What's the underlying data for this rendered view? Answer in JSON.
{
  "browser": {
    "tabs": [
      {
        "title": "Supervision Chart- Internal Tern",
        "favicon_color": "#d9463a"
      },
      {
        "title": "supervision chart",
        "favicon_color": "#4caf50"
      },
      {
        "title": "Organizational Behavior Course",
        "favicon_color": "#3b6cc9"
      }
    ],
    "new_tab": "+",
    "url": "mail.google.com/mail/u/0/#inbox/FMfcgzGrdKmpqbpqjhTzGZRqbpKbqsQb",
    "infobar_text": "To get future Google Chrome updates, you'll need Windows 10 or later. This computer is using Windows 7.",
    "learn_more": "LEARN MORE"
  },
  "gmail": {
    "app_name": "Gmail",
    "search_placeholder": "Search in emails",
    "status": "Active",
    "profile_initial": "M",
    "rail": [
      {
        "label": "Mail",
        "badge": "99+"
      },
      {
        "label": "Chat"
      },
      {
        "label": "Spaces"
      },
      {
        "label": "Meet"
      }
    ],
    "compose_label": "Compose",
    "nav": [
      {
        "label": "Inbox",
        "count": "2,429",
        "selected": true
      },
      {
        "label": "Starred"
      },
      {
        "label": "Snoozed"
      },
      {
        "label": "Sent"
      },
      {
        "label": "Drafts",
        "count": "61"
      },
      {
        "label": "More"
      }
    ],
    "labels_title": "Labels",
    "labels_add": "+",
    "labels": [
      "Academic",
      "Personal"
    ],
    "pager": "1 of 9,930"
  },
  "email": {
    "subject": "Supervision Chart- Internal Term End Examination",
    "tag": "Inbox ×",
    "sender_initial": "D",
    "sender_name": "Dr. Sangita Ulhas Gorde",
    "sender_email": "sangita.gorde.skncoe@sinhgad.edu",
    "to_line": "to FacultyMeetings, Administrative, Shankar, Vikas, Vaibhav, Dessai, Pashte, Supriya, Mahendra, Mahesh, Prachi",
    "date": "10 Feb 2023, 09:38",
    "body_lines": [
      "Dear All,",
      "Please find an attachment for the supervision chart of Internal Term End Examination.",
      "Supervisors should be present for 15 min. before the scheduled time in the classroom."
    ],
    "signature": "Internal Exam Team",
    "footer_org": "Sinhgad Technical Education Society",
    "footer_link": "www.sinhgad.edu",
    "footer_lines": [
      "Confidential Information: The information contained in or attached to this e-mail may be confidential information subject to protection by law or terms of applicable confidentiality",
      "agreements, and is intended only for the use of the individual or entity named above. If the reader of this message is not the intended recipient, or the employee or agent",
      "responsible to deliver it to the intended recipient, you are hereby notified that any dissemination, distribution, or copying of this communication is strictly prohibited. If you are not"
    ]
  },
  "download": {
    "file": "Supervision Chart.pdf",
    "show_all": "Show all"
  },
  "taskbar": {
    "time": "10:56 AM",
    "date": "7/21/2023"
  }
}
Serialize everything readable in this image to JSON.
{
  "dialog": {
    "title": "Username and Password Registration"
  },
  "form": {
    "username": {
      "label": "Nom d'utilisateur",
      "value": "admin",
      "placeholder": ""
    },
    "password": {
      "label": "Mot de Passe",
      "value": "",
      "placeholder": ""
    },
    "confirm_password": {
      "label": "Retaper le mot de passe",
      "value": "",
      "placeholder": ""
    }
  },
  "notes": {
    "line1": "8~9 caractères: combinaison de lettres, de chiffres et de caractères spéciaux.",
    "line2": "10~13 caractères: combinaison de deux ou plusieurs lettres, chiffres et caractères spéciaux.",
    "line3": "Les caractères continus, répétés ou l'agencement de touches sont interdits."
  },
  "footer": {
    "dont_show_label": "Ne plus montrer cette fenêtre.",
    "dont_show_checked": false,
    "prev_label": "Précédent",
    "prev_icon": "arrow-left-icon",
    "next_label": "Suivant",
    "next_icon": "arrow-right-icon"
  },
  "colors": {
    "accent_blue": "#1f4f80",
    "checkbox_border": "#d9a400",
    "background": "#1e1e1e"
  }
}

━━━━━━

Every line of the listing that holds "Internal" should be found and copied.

        "title": "Supervision Chart- Internal Tern",
    "subject": "Supervision Chart- Internal Term End Examination",
      "Please find an attachment for the supervision chart of Internal Term End Examination.",
    "signature": "Internal Exam Team",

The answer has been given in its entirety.